--- START ---

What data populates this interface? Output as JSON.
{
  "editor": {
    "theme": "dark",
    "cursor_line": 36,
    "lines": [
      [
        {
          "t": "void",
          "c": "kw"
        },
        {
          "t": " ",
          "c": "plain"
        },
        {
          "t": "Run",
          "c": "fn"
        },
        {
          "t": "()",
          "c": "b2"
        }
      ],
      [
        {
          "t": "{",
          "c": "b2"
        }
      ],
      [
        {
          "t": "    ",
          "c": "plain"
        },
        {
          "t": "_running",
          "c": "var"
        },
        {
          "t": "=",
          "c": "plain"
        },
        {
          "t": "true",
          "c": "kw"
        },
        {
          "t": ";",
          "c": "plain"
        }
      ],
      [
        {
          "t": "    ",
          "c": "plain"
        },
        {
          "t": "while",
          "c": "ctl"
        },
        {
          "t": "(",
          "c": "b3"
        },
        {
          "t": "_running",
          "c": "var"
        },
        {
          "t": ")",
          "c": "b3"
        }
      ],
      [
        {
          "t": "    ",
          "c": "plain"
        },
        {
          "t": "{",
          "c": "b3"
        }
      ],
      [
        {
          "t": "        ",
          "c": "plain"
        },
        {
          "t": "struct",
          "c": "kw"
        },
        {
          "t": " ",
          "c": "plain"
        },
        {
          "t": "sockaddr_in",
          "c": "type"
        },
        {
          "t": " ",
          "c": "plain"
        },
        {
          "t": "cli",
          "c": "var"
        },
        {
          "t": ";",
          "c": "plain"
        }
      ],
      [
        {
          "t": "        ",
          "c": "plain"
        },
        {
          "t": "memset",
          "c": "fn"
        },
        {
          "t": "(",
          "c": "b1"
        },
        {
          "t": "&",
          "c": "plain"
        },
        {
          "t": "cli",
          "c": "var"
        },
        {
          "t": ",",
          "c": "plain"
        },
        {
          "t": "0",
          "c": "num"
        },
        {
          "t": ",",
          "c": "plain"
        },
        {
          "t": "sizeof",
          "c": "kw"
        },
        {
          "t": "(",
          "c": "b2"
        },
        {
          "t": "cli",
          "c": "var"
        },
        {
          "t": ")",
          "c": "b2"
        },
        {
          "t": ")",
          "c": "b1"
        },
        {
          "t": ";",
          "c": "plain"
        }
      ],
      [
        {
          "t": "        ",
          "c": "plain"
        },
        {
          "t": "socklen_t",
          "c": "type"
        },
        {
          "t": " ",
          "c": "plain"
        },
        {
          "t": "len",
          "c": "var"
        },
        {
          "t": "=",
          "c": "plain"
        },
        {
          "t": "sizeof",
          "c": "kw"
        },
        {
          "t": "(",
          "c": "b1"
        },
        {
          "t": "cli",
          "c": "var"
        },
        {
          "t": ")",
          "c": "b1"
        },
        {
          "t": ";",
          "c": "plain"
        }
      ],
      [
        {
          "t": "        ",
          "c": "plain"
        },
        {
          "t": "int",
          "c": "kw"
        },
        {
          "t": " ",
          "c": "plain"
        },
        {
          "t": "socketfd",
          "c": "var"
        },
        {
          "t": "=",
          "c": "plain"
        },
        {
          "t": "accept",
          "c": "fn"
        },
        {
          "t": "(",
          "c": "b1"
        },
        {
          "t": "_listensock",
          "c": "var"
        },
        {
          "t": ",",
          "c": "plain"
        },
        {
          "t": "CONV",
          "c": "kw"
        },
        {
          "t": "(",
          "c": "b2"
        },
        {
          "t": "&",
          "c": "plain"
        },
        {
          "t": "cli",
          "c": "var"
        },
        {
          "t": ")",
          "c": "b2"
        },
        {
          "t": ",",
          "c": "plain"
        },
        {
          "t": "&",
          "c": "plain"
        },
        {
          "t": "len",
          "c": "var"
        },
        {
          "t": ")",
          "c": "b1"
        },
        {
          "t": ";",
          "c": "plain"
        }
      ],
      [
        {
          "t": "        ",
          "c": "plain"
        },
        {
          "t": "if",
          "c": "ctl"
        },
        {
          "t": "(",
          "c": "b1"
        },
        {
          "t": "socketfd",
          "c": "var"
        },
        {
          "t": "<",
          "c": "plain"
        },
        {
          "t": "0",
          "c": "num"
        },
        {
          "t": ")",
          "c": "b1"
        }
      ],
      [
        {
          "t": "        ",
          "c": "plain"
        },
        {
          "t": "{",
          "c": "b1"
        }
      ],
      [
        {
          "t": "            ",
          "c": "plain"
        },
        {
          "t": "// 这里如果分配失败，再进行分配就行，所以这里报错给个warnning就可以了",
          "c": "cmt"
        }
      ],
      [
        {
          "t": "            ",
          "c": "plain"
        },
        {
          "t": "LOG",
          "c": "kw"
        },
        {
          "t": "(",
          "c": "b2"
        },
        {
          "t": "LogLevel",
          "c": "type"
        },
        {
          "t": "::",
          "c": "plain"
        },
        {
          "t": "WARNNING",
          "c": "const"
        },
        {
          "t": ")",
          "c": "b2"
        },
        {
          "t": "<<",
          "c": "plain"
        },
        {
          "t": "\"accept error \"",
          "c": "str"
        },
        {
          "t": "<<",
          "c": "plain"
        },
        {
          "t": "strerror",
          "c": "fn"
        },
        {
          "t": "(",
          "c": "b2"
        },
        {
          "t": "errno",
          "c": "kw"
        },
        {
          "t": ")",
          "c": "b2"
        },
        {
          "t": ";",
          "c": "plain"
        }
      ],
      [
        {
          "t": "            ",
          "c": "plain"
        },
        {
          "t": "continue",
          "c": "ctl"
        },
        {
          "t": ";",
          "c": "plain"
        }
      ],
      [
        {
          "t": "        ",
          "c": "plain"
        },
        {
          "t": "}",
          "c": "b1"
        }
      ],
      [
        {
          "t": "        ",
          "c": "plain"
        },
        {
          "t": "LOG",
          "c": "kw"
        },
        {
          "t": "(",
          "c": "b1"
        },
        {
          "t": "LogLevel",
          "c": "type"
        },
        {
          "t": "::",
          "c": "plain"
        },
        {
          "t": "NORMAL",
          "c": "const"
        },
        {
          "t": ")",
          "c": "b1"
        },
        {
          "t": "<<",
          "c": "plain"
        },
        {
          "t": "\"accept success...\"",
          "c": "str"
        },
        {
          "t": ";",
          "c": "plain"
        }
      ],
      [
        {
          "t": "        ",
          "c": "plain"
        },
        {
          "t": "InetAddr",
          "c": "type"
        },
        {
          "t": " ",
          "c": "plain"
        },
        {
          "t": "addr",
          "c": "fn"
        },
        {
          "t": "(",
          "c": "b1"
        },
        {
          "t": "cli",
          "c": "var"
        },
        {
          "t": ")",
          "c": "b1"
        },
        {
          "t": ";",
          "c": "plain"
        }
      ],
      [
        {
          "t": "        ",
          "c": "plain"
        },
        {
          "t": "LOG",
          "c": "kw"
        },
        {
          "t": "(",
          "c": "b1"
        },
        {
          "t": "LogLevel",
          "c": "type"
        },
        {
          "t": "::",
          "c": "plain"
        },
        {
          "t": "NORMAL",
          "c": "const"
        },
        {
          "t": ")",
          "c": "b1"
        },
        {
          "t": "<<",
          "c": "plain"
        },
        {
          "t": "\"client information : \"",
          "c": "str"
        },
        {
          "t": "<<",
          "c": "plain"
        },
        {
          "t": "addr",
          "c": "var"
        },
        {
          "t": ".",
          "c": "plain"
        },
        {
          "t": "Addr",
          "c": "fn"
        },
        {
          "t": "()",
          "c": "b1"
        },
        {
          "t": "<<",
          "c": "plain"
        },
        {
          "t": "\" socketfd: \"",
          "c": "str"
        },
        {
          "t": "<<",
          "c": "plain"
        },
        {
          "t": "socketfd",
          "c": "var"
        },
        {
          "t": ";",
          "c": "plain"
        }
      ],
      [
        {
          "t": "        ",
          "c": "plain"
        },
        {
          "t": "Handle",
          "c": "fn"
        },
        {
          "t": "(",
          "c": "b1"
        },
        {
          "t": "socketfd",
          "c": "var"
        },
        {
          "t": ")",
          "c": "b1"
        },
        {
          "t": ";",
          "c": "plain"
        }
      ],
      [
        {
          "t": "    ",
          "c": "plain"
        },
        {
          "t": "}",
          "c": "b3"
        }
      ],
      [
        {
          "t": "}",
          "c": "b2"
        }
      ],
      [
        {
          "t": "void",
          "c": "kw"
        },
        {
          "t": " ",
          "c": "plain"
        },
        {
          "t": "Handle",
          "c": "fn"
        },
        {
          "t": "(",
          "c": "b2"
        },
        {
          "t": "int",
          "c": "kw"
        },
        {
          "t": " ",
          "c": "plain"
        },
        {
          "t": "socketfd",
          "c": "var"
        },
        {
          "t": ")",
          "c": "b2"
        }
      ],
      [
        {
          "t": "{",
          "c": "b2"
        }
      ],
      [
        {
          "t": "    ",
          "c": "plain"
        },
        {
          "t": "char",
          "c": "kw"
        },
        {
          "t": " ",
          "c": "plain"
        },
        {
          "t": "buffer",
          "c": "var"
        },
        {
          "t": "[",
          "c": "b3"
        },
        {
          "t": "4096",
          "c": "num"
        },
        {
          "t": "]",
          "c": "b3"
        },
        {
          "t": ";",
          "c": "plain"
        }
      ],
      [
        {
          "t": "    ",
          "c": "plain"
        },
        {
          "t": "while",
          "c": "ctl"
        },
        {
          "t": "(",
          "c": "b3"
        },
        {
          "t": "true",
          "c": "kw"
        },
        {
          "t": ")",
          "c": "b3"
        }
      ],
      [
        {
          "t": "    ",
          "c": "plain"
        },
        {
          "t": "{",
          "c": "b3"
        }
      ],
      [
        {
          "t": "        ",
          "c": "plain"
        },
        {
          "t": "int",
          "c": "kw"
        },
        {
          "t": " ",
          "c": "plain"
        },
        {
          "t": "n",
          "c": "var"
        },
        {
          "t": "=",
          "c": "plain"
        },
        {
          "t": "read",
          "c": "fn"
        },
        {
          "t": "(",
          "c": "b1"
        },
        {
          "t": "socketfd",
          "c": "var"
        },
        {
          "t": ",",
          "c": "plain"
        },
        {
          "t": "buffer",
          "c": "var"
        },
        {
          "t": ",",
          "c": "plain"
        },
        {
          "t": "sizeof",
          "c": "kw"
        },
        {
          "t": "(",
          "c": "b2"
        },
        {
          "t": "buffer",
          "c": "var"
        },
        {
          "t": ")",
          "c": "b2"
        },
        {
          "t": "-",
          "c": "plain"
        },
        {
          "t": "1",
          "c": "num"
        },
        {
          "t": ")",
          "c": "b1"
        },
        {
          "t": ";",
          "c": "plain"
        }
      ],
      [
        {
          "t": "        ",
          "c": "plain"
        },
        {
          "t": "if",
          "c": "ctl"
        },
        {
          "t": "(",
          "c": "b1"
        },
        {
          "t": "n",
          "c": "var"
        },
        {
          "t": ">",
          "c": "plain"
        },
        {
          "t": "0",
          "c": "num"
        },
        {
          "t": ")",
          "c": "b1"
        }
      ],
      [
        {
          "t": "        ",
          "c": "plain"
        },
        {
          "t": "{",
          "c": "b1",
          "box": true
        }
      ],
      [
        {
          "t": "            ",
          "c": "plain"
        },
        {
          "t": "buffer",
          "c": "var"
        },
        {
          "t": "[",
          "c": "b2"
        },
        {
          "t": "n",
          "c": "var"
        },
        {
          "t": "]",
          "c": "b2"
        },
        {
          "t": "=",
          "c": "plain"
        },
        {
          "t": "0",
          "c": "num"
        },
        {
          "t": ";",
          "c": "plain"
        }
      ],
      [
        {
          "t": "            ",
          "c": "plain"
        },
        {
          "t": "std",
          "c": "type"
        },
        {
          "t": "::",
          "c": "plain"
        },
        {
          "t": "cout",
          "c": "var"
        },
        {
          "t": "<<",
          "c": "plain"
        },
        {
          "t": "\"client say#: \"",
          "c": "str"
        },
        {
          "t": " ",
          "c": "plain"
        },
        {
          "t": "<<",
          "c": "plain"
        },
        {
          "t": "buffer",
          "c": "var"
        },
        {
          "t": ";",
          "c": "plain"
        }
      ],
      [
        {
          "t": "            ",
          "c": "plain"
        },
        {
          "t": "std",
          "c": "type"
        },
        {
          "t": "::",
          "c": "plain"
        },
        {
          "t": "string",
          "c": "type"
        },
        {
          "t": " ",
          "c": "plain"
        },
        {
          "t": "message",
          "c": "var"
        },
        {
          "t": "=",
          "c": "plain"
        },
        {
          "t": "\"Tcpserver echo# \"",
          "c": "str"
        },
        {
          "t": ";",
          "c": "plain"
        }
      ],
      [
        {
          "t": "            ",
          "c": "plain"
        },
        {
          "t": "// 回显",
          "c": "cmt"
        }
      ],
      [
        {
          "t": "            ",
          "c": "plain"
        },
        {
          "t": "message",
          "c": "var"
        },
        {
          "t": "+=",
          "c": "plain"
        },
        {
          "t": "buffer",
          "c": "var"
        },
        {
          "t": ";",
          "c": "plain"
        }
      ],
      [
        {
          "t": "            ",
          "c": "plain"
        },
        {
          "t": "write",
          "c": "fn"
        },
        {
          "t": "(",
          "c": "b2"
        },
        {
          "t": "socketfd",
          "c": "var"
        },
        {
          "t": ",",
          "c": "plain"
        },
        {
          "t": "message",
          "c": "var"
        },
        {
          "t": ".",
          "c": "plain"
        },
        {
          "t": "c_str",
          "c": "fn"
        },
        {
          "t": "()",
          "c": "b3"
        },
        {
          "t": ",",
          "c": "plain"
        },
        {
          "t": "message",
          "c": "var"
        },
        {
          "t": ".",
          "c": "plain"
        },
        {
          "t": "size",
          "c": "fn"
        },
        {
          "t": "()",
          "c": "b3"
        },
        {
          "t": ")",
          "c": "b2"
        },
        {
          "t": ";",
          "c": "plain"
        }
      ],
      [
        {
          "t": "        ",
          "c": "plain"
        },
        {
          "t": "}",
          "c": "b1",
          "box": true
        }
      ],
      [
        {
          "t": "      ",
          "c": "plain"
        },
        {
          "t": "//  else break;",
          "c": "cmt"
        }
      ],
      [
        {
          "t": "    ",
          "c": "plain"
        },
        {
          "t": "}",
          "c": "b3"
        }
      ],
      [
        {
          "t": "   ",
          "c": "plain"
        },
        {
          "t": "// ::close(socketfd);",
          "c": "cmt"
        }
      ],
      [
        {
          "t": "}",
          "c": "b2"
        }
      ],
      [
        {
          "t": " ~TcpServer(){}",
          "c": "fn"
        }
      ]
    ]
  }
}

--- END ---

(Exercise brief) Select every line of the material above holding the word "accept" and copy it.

(Answer for the task)
          "t": "accept",
          "t": "\"accept error \"",
          "t": "\"accept success...\"",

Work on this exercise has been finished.